Dataset rows describing interfaces:
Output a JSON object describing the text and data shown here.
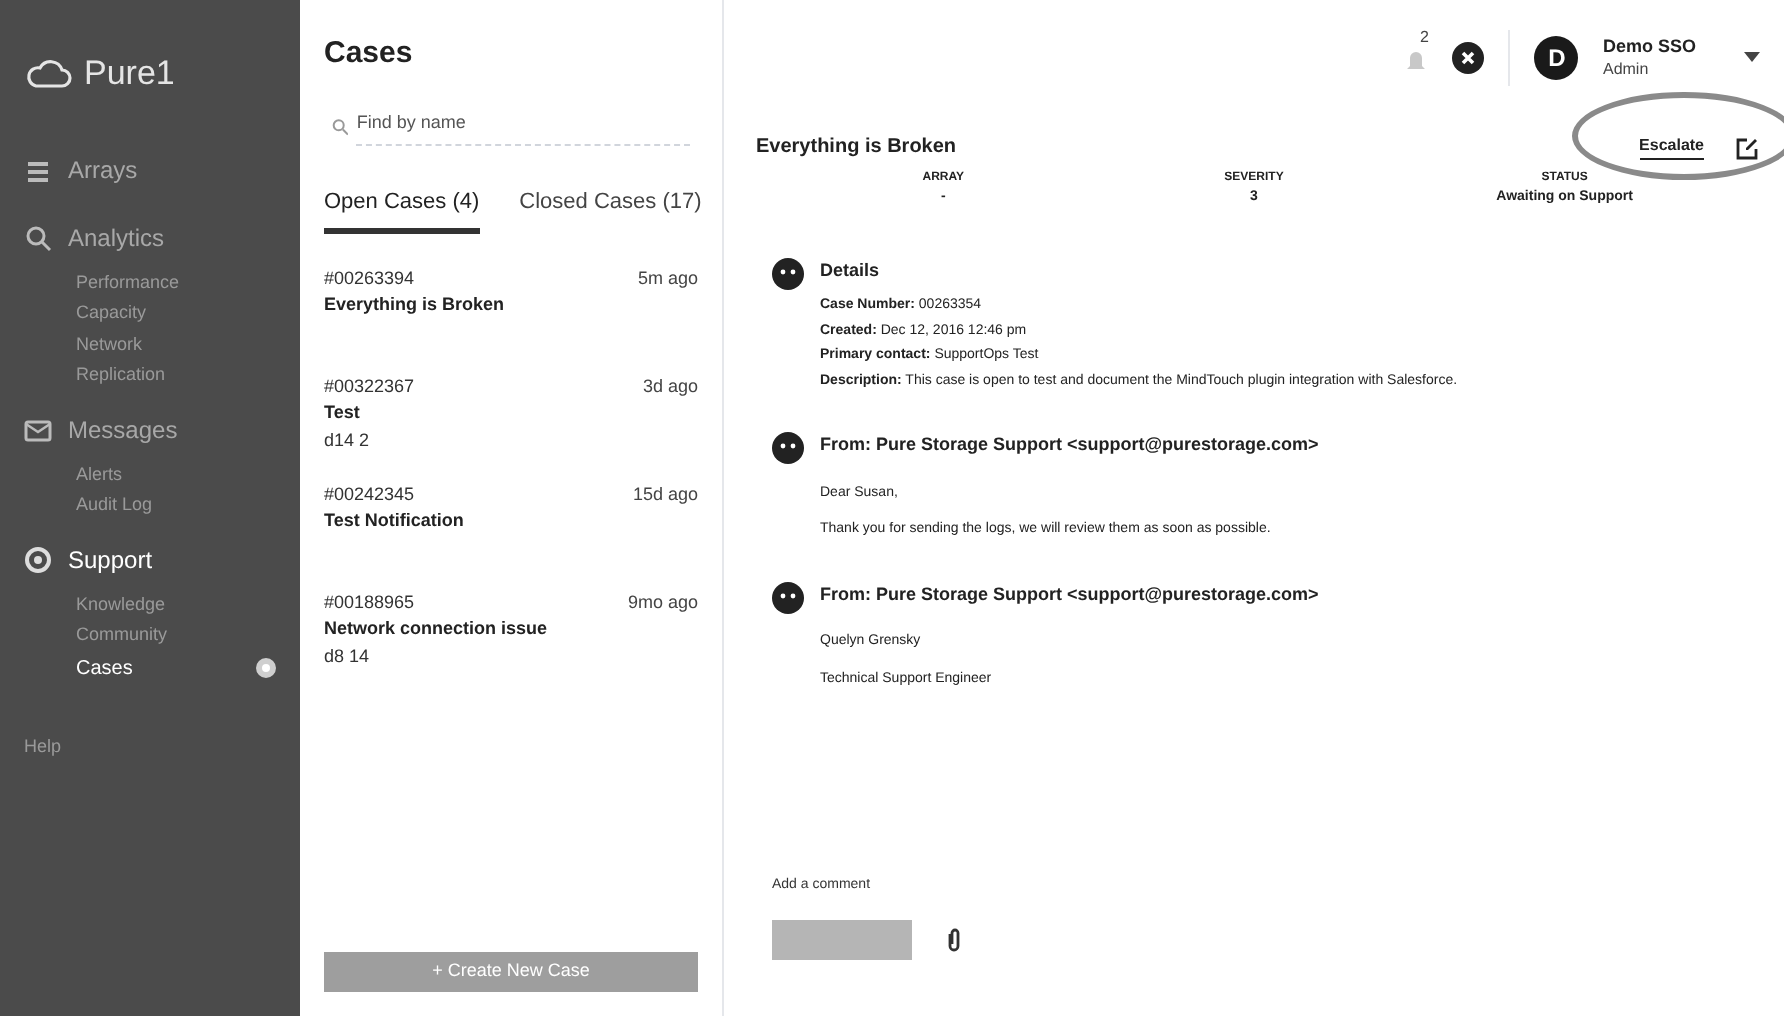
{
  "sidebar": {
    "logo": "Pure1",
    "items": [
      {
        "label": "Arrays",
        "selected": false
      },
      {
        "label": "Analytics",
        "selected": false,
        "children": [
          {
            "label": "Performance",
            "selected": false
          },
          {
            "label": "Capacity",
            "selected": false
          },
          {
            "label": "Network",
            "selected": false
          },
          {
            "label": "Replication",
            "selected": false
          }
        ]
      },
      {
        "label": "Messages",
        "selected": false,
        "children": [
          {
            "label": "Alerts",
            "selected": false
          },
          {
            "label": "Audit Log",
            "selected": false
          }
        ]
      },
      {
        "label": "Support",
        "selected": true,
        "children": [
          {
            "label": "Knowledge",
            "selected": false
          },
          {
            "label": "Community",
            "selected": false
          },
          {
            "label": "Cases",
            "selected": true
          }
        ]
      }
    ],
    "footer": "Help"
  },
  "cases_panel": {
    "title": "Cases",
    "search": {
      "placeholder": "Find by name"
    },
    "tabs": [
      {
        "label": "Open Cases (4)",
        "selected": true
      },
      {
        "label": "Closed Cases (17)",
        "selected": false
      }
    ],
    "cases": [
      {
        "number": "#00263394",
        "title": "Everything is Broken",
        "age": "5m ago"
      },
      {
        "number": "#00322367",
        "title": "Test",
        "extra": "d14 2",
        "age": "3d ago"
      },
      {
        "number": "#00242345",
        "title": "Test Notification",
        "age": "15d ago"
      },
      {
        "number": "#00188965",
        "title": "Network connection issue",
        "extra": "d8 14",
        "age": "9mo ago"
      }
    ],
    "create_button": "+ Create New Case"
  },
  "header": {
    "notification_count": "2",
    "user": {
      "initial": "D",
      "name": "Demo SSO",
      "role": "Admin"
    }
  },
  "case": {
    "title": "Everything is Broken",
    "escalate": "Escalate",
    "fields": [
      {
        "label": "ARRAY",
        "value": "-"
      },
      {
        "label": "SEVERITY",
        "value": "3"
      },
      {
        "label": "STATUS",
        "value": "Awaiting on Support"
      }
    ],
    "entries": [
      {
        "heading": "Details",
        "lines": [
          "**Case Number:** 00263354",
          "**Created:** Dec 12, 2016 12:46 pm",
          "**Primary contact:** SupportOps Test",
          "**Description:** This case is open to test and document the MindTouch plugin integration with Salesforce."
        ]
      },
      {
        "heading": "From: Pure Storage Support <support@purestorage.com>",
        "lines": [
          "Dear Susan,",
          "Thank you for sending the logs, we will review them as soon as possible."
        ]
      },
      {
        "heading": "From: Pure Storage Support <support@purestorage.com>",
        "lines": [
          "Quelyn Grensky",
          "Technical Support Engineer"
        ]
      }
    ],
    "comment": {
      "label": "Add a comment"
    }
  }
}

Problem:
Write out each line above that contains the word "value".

Answer space:
        "value": "-"
        "value": "3"
        "value": "Awaiting on Support"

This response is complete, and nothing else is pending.